851.4061 Motion Pictures/449: Telegram

The Chargé in France (Tuck) to the Secretary of State

1352. Department’s 501, August 13, 10 p.m.17 We learn from the Foreign Office that the Government Commissioner for the Cinema has decided to prohibit the showing of all American films in unoccupied France and overseas possessions as of October 15; that this measure has the approval of the Government and that although hitherto unpublished it can be considered as official. The Foreign Office plans to make one more attempt (we gather with little hope of success) to avert this violation of the 1936 Trade Agreement.18

While this matter is certainly a minor one in the general picture of our relations with the French Government the projected action is a clear-cut treaty violation.
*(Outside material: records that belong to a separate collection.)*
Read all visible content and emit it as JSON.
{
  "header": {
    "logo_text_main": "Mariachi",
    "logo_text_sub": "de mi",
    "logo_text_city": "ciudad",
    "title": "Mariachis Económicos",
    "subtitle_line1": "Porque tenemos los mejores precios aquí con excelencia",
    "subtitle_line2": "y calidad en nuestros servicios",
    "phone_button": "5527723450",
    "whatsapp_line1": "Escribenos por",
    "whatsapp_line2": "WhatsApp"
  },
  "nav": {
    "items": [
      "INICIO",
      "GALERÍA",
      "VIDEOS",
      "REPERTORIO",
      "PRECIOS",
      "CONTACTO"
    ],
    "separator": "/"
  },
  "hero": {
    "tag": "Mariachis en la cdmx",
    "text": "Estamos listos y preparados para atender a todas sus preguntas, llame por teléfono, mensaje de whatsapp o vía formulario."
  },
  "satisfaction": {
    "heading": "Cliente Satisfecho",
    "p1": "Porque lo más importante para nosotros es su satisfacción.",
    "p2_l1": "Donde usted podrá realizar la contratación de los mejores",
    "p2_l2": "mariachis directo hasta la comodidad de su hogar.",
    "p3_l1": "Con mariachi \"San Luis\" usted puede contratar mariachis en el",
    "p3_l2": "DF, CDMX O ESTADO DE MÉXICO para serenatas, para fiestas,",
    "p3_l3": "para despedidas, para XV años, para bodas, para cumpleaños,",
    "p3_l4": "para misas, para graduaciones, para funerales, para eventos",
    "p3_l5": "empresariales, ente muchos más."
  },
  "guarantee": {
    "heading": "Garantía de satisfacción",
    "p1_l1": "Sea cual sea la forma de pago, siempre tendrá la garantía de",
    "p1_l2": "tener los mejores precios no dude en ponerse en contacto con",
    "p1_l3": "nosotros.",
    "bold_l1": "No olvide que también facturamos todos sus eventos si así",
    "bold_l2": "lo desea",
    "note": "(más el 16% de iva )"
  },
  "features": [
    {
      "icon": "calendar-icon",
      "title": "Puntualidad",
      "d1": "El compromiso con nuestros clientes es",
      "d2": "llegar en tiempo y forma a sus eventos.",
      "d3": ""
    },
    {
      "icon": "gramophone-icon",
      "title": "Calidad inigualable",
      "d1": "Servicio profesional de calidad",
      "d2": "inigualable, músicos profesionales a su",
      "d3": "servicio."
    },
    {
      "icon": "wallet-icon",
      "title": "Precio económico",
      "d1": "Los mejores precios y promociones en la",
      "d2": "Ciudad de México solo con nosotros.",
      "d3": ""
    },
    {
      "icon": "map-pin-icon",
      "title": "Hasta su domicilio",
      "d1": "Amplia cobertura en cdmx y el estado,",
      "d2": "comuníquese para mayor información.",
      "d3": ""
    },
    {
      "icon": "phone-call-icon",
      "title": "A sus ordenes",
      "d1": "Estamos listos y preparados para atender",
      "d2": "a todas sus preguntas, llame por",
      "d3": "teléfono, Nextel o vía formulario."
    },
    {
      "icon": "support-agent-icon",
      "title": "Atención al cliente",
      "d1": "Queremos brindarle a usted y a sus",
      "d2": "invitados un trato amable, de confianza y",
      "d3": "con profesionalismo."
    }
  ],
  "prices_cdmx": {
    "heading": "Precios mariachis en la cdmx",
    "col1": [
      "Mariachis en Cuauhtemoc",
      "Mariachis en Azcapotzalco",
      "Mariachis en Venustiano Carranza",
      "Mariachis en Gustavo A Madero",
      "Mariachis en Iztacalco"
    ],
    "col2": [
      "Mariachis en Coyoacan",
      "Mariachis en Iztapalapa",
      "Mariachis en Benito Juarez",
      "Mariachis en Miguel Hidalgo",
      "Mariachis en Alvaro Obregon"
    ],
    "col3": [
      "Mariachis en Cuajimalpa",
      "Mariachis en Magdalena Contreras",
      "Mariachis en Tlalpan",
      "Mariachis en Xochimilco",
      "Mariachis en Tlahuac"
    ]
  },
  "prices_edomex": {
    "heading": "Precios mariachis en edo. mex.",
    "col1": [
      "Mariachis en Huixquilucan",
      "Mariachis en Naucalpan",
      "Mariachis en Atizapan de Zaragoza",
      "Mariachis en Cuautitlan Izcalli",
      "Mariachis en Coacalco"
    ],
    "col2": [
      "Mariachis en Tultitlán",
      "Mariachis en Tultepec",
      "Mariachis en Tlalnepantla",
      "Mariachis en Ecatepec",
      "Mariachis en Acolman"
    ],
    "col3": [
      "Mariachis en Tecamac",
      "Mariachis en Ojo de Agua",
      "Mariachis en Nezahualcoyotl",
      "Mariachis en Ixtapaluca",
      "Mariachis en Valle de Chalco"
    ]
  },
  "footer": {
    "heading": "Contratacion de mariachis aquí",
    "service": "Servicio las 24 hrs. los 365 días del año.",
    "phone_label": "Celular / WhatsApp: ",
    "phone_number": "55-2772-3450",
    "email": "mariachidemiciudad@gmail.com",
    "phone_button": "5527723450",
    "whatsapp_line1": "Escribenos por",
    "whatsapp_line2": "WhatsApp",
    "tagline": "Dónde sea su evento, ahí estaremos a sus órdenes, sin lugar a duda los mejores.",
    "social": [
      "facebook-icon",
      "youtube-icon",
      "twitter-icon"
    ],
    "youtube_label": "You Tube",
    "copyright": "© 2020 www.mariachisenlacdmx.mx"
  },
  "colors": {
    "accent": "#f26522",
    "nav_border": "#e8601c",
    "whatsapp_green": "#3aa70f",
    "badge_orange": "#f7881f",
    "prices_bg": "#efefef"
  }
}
We believe that it would be in line with our policy of opposing all collaborationist tendencies (to say nothing of vigorously protecting American interests) to present the French Government with a program of concrete reprisals in the event the projected measure is given effect. This would give the Foreign Office a stronger argument against the advocates of the measure than the juridical one of [Page 717]treaty violation. Furthermore since we have reason to believe that the real motive of the measure is the personal profit of certain French motion picture interests and that it has only lukewarm German support it is not impossible that vigorous action on our part prior to the promulgation of the measure will result in averting its application.

Tuck
  1. Not printed; it authorized the Chargé to file official protest with French authorities should they issue an order suppressing American films in unoccupied France (851.4061 Motion Pictures/443).
  2. Signed at Washington May 6, 1936. For text, see Department of State Executive Agreement Series No. 146, or 53 Stat. (pt. 3) 2236; for correspondence regarding this agreement, see Foreign Relations, 1936, vol. ii, pp. 85 ff.